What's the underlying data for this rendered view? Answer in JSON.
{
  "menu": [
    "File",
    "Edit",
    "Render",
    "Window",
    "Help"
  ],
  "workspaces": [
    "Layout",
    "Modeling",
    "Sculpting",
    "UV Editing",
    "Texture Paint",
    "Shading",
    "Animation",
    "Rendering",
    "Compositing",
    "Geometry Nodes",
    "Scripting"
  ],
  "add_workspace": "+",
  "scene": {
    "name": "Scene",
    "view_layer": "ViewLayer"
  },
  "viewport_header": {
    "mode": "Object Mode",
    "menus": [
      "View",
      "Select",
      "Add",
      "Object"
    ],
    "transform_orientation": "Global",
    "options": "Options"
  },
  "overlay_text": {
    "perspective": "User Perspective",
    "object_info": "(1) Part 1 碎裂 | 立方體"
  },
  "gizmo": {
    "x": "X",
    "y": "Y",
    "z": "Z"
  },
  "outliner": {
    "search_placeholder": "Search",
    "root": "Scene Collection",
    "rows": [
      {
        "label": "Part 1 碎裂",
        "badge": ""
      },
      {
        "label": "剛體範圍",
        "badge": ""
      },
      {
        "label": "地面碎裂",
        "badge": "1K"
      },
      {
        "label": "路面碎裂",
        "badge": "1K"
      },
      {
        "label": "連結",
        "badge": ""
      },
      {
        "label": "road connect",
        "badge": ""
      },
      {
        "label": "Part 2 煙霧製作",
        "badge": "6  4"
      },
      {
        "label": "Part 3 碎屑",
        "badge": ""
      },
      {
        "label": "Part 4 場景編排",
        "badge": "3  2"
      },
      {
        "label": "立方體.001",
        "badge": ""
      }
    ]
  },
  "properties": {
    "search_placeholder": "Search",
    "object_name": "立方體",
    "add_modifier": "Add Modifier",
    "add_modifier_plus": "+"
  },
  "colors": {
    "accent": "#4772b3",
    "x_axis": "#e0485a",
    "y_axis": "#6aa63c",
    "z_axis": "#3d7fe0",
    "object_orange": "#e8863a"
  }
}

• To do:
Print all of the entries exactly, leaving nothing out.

• The completed task:
What's the underlying data for this rendered view? Answer in JSON.
{
  "menu": [
    "File",
    "Edit",
    "Render",
    "Window",
    "Help"
  ],
  "workspaces": [
    "Layout",
    "Modeling",
    "Sculpting",
    "UV Editing",
    "Texture Paint",
    "Shading",
    "Animation",
    "Rendering",
    "Compositing",
    "Geometry Nodes",
    "Scripting"
  ],
  "add_workspace": "+",
  "scene": {
    "name": "Scene",
    "view_layer": "ViewLayer"
  },
  "viewport_header": {
    "mode": "Object Mode",
    "menus": [
      "View",
      "Select",
      "Add",
      "Object"
    ],
    "transform_orientation": "Global",
    "options": "Options"
  },
  "overlay_text": {
    "perspective": "User Perspective",
    "object_info": "(1) Part 1 碎裂 | 立方體"
  },
  "gizmo": {
    "x": "X",
    "y": "Y",
    "z": "Z"
  },
  "outliner": {
    "search_placeholder": "Search",
    "root": "Scene Collection",
    "rows": [
      {
        "label": "Part 1 碎裂",
        "badge": ""
      },
      {
        "label": "剛體範圍",
        "badge": ""
      },
      {
        "label": "地面碎裂",
        "badge": "1K"
      },
      {
        "label": "路面碎裂",
        "badge": "1K"
      },
      {
        "label": "連結",
        "badge": ""
      },
      {
        "label": "road connect",
        "badge": ""
      },
      {
        "label": "Part 2 煙霧製作",
        "badge": "6  4"
      },
      {
        "label": "Part 3 碎屑",
        "badge": ""
      },
      {
        "label": "Part 4 場景編排",
        "badge": "3  2"
      },
      {
        "label": "立方體.001",
        "badge": ""
      }
    ]
  },
  "properties": {
    "search_placeholder": "Search",
    "object_name": "立方體",
    "add_modifier": "Add Modifier",
    "add_modifier_plus": "+"
  },
  "colors": {
    "accent": "#4772b3",
    "x_axis": "#e0485a",
    "y_axis": "#6aa63c",
    "z_axis": "#3d7fe0",
    "object_orange": "#e8863a"
  }
}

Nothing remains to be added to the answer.